The feelings may pass and we may eventually come back to feeling like who we are, but the experience itself is very real and disorienting.  How does it feel to never feel like yourself?  To feel as if you’re hiding within your own body, just waiting to come out once you know it’s really you?  To feel as if this body, this skin, this shell isn’t really you.  You can see it when women gain weight and they refuse to buy clothes to suit their different size.  When women save jeans that they no longer wear in hopes that they return to that person.  When girls only post pictures from a certain period of their lives because they don’t like how they look now.

We sometimes exist in this space that does not allow us to move forward, only dwelling on the past and who we were, making us feel as if we somehow aren’t good enough.  The journey back to who you are is personal and different for everyone, but the disorienting feeling is universal and very real.  It matters that we don’t feel like ourselves.  To just admit that admits that we feel off.  Some of us live our whole lives feeling off, not knowing how to even come to terms with this.  This is the most important step, to simply acknowledge our feelings and the space we are currently inhabiting.  It may not be where we want to be, but it is where we are and we have to at least accept it.

unsplash-logoGaetano Cessati

How to affect change by yourself

world

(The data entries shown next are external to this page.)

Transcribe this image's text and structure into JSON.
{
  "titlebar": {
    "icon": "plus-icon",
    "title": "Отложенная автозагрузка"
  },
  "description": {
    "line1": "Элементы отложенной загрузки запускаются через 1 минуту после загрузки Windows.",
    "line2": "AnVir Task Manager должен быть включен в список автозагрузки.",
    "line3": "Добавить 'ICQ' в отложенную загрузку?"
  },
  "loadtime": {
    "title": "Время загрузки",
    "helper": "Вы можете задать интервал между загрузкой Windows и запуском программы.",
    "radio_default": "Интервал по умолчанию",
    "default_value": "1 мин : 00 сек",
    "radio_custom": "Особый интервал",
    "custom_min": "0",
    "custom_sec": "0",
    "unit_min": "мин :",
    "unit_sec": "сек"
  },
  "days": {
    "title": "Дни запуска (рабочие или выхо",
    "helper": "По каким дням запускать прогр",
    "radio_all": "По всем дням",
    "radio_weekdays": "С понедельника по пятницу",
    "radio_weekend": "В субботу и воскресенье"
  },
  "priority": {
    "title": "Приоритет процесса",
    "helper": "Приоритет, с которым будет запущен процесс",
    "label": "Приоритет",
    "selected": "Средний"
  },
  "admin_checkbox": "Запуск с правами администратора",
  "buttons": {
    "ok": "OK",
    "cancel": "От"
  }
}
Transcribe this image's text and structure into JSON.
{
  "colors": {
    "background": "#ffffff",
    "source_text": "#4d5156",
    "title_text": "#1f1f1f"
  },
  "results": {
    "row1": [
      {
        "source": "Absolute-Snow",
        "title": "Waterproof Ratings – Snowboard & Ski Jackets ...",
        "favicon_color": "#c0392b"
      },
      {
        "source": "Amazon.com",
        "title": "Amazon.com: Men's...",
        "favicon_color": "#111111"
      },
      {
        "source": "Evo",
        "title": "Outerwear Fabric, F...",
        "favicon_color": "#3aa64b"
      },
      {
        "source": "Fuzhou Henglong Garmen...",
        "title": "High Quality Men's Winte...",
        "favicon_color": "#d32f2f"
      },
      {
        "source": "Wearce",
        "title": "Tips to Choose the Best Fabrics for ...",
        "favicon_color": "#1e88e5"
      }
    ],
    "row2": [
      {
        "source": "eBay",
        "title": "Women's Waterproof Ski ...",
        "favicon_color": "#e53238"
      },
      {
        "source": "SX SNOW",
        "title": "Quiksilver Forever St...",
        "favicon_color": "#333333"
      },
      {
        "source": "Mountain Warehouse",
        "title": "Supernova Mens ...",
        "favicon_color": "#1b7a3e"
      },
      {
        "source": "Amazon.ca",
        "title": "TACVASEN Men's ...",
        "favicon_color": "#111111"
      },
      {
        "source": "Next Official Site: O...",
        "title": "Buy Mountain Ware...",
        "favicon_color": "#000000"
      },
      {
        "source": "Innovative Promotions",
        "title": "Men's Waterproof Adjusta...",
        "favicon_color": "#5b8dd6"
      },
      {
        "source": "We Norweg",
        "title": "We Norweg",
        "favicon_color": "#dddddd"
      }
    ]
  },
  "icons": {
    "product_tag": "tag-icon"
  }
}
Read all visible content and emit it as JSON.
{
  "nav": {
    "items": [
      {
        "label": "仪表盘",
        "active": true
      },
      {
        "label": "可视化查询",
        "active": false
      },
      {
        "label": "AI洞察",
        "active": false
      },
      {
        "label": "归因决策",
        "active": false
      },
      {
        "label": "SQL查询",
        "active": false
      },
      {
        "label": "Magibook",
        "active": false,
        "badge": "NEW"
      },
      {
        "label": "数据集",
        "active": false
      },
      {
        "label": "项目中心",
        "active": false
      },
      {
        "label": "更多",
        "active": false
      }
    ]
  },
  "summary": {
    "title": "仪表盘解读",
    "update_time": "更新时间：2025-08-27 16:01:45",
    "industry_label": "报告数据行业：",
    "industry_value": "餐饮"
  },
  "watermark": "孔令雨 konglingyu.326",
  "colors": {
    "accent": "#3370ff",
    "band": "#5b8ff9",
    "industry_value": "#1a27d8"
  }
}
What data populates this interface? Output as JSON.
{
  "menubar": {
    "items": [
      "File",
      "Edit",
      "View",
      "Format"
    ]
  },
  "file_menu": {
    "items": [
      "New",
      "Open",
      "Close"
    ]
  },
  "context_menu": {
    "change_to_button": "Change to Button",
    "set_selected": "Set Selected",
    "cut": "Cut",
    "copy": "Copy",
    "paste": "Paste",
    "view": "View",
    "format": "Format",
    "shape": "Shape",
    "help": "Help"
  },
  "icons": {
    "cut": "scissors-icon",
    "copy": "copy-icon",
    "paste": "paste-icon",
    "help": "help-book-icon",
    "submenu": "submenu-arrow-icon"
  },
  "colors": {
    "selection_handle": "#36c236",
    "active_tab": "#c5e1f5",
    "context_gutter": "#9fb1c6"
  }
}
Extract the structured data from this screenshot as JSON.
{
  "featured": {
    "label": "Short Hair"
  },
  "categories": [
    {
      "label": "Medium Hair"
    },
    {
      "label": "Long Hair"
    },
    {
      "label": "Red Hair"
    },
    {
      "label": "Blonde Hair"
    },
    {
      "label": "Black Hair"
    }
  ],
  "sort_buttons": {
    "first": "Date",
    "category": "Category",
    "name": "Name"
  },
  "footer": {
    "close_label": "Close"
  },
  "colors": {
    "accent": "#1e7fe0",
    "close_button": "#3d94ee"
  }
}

I heard someone pose a question to a celebrity, asking how they as an individual, who didn’t have any clout or resources, could help change the world.  As a person who was not a celebrity or rich, this kid wondered how he could help add to the good of everyone else.  Although you do not have the resources or reach of those in the media, you can affect change simply by being yourself.  Yes, you can volunteer and donate if you can and those things are crucial, but what is more crucial is you and how you act.  Believe in who you are and live your truest life.  That means holding dear to your ideals and morals.  Not someone else’s morals, but simply your own.  Own who you are and do not be afraid of what comes your way.

When you respect yourself and those around you, always abiding by you own edicts, you teach others that it is possible to be a great human being.  When you know who you are and your role in your community, that is a powerful thing and others can sense that.  It manifests itself in everything that you do.  When those around you see that, they can be encouraged to the same and they in turn, can influence those around them.  You then create a ripple effect that reaches out infinitely, just by being yourself.  The change in this world does not usually happen through great, monumental shifts.  Usually, they happen in tiny whispers that barely anyone notices until the world we know is completely different.  Those whispers are contingent on being true to yourself and holding yourself to your own rules.  That is the test of a great person: someone who can do as they say.  If no one notices, you have lived your life as you wanted.  If one person noticed, they can see the possibility of doing it as well.